*Exercise brief*: Across the whole listing, find how many lines contain "header", then write that number and nothing else.

# # #

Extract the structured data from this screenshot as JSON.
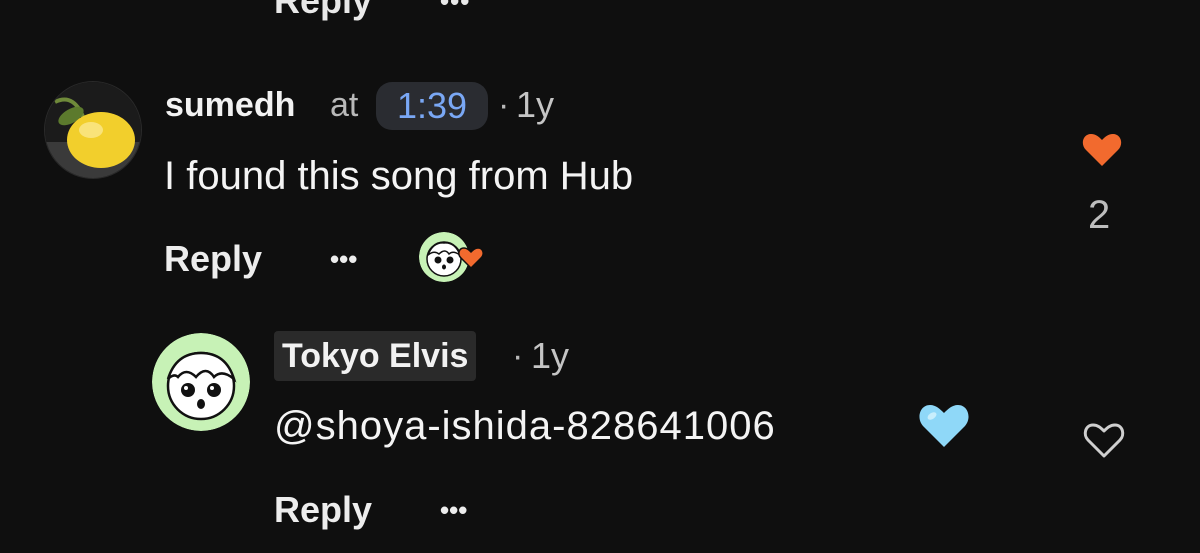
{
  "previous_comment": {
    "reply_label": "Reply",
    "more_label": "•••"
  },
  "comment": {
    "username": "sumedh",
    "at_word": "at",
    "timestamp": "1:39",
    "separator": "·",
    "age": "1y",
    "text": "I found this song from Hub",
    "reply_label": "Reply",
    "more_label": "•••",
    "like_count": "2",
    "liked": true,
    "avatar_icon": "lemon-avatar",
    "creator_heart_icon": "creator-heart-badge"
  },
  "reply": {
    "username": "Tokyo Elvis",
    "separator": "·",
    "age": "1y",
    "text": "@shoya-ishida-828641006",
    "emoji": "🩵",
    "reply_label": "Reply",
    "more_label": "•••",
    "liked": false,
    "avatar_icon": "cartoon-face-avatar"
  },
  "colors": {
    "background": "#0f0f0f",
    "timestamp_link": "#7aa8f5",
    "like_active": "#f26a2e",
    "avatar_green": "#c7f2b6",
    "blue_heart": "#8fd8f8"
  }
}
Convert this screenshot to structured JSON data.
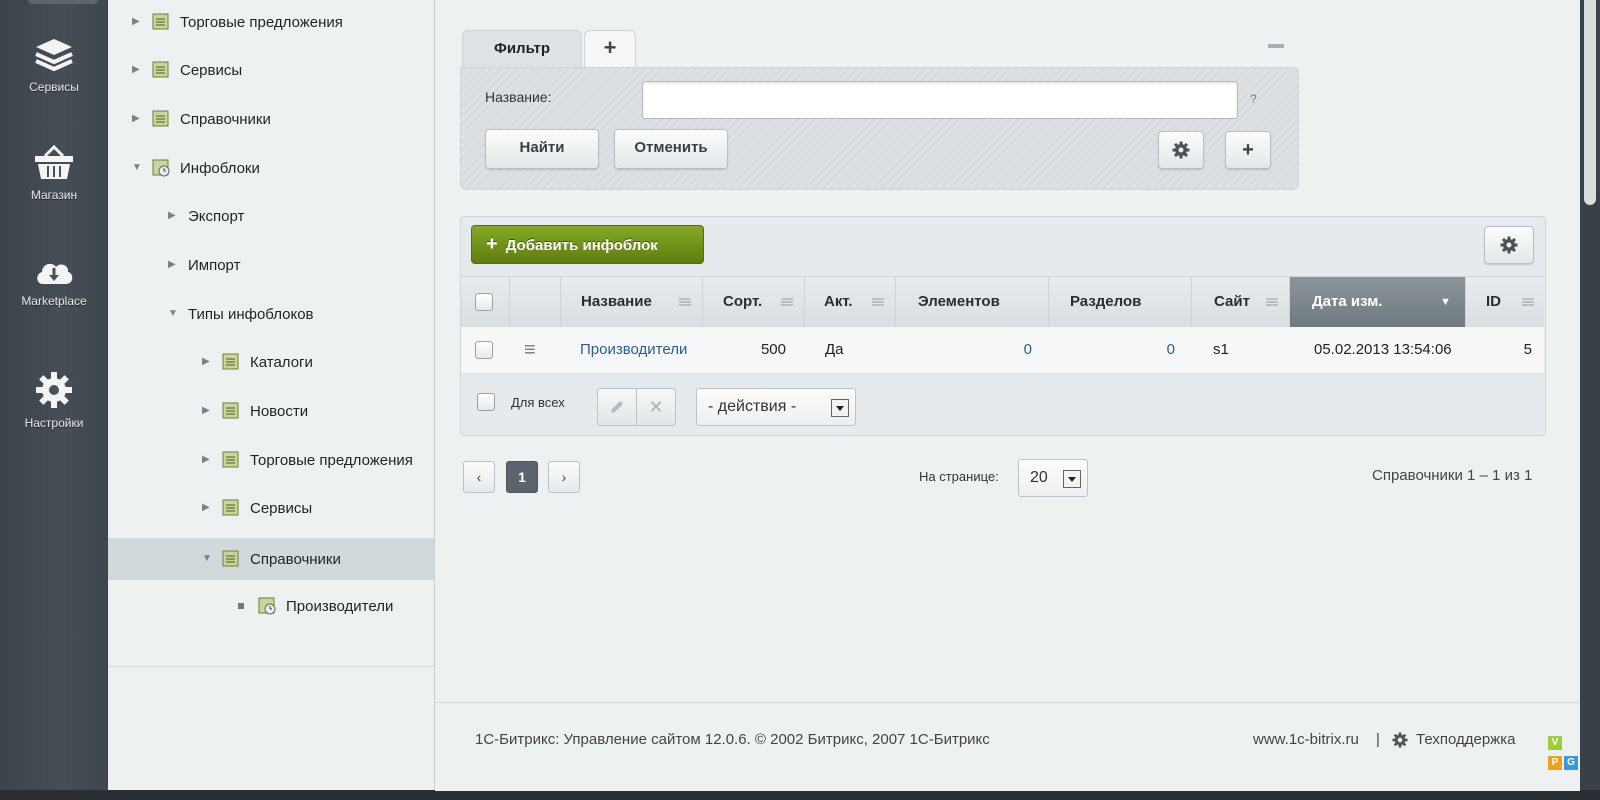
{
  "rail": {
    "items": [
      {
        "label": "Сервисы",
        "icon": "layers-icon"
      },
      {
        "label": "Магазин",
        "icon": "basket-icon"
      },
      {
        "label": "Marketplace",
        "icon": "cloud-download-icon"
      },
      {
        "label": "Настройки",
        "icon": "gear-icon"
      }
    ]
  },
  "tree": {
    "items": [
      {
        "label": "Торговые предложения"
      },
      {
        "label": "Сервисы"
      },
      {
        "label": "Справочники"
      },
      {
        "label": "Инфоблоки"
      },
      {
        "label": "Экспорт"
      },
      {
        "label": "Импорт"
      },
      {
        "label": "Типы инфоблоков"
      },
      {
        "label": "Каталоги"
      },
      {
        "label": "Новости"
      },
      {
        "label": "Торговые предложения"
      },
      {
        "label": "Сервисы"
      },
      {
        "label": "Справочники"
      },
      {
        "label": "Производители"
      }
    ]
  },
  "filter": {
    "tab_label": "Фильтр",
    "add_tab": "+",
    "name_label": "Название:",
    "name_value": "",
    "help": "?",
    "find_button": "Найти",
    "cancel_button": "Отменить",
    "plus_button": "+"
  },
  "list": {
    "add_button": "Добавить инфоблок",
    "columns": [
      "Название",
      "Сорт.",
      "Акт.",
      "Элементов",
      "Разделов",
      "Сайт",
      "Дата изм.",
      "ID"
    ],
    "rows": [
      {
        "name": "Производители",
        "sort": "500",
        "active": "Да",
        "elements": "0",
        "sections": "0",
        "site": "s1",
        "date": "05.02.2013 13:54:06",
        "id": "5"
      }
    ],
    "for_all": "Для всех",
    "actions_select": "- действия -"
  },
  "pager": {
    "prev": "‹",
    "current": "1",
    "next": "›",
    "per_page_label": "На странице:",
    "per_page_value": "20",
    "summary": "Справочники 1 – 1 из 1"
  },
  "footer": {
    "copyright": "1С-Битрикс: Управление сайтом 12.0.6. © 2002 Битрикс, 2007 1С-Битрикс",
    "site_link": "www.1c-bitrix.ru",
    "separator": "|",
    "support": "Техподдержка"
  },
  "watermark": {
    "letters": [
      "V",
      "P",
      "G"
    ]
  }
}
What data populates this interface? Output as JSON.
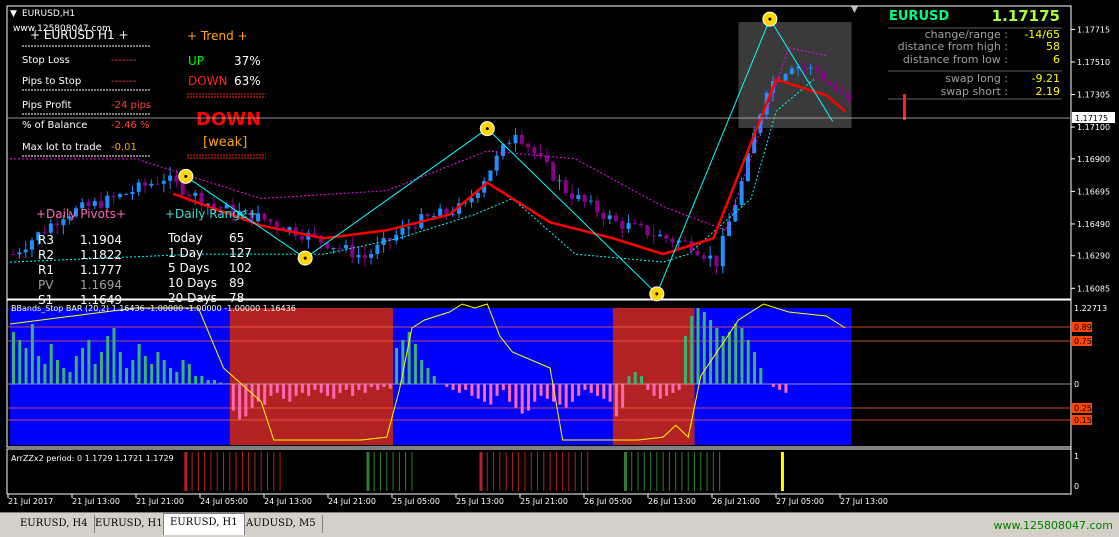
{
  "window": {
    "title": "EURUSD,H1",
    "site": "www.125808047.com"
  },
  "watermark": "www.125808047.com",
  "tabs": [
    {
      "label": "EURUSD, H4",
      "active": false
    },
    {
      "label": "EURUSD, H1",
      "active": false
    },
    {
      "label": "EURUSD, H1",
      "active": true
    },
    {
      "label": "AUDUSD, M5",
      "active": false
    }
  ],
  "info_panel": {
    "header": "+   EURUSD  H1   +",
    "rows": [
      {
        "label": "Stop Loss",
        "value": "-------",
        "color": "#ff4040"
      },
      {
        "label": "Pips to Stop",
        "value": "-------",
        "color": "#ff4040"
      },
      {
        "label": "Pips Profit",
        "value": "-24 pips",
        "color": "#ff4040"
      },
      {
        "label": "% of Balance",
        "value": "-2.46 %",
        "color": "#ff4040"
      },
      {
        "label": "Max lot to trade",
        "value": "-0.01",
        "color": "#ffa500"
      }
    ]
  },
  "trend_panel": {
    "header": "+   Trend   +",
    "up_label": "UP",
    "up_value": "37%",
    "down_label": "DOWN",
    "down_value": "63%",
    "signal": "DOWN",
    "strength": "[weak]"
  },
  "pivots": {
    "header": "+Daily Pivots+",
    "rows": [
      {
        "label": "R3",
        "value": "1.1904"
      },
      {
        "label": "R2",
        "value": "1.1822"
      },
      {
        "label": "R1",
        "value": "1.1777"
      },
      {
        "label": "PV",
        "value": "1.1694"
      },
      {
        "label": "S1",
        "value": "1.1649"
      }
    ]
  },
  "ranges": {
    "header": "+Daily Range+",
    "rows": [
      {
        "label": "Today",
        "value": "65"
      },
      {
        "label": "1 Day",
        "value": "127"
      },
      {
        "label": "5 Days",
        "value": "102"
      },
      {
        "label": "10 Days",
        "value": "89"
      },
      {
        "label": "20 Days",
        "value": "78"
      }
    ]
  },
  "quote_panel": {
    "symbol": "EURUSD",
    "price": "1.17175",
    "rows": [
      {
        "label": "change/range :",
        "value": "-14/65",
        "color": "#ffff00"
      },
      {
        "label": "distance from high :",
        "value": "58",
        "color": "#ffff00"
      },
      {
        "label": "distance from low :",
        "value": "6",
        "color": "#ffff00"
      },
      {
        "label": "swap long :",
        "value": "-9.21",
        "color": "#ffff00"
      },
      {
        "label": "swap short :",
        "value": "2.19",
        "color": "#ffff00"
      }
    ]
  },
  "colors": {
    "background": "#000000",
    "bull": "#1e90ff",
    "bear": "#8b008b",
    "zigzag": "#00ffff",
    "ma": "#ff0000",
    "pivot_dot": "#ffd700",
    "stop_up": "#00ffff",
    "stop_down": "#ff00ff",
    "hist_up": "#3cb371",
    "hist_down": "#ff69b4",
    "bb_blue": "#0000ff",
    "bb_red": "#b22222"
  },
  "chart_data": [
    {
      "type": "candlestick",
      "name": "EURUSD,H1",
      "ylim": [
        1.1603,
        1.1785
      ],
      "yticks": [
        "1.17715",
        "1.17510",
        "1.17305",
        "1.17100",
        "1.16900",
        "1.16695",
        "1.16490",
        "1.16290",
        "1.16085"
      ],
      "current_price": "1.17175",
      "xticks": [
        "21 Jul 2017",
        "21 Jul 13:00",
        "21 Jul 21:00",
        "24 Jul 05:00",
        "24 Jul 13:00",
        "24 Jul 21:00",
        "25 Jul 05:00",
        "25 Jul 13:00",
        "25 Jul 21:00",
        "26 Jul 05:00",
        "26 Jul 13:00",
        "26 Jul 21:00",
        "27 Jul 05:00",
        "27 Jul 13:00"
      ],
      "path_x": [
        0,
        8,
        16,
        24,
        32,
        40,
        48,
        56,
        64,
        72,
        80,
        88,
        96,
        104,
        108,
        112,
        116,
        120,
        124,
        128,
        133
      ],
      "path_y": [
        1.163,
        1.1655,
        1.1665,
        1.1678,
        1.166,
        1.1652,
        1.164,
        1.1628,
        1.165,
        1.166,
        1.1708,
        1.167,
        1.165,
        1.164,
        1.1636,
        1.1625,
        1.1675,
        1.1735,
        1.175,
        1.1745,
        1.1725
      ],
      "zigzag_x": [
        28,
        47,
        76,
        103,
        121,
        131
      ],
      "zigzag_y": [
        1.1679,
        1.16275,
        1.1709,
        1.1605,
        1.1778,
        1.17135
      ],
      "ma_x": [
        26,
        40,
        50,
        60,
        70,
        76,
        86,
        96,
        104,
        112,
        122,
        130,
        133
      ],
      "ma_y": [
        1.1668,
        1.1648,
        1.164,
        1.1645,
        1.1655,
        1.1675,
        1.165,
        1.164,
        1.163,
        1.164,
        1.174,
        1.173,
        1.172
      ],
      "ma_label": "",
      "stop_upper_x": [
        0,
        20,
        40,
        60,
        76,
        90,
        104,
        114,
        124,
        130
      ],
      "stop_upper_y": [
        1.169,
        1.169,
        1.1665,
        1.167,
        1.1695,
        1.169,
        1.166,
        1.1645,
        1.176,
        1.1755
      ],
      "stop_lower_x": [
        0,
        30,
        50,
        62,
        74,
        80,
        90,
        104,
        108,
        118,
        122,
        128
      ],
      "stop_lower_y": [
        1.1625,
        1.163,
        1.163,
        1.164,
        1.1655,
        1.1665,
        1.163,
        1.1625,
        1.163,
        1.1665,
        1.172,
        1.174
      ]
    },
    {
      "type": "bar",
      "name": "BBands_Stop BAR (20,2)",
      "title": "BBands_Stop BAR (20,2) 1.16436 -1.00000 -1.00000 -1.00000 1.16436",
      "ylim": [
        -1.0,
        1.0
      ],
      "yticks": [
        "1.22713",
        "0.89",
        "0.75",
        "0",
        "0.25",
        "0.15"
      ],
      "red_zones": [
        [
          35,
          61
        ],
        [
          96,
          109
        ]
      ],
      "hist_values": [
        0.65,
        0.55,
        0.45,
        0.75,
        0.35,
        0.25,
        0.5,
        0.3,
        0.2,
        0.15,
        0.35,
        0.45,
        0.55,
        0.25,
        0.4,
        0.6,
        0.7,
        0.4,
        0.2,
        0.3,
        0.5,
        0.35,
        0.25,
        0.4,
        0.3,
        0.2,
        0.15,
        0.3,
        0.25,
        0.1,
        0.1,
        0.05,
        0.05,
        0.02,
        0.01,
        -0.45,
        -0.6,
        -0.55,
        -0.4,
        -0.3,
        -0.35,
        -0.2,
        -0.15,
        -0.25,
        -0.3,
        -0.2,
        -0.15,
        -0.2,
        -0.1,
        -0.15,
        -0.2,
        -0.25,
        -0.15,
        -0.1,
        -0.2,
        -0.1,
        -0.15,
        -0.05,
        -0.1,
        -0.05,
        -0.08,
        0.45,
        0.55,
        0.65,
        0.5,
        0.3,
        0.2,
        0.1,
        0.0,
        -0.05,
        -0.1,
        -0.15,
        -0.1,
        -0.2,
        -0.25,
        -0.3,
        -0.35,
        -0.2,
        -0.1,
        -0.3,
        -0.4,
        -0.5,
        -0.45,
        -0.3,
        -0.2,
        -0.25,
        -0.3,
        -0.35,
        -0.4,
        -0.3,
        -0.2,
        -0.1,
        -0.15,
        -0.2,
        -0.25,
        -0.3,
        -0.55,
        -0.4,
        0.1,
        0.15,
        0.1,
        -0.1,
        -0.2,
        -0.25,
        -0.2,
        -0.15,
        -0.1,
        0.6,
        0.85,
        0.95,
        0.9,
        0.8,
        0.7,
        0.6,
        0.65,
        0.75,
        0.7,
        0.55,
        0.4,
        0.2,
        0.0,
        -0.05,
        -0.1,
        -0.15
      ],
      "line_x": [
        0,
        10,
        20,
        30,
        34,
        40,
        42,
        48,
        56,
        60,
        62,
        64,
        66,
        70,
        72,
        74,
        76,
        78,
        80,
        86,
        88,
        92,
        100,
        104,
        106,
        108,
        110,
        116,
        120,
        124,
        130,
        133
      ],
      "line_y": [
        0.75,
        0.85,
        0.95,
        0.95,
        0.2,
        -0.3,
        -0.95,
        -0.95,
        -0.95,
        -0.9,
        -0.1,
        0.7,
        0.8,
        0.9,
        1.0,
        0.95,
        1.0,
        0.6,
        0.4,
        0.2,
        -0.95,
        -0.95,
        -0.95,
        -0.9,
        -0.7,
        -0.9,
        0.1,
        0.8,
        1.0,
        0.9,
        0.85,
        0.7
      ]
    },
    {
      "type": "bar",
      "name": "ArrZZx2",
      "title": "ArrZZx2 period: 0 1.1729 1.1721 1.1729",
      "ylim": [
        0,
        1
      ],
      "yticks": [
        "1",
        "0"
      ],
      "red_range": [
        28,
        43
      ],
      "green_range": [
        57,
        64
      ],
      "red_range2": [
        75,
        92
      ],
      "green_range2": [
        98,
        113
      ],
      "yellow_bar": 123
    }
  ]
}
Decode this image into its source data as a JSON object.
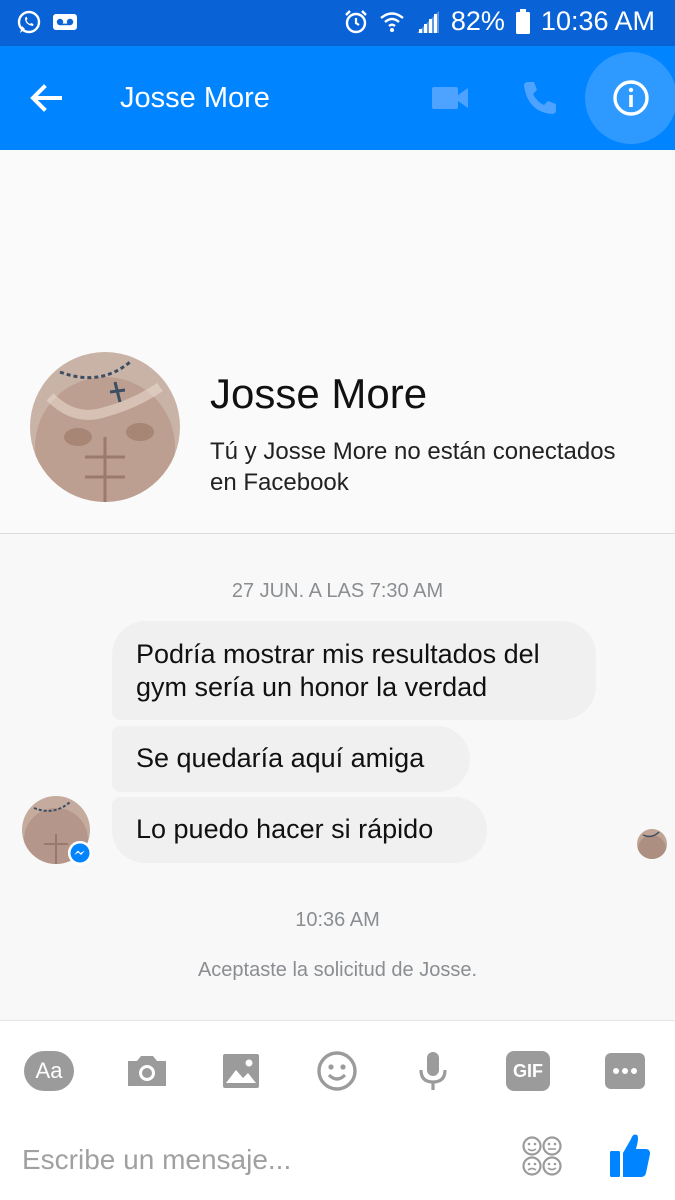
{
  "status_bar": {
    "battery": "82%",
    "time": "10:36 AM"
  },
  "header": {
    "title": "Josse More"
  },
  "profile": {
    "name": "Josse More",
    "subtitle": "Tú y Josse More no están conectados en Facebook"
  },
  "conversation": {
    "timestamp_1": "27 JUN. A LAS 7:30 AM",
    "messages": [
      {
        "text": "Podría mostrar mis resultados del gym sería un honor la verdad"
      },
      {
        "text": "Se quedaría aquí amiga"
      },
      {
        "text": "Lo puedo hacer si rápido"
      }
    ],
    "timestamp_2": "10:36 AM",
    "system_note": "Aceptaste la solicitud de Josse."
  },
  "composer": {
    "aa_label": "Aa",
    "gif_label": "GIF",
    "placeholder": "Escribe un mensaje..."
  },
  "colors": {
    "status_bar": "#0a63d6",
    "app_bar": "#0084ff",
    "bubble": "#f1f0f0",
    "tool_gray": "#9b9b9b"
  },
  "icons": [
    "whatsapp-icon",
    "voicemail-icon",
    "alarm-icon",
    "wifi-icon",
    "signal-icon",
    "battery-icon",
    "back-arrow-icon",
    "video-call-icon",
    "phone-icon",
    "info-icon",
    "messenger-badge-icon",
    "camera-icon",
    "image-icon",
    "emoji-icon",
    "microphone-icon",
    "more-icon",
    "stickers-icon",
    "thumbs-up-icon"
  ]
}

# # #

*Answer to this problem*: 5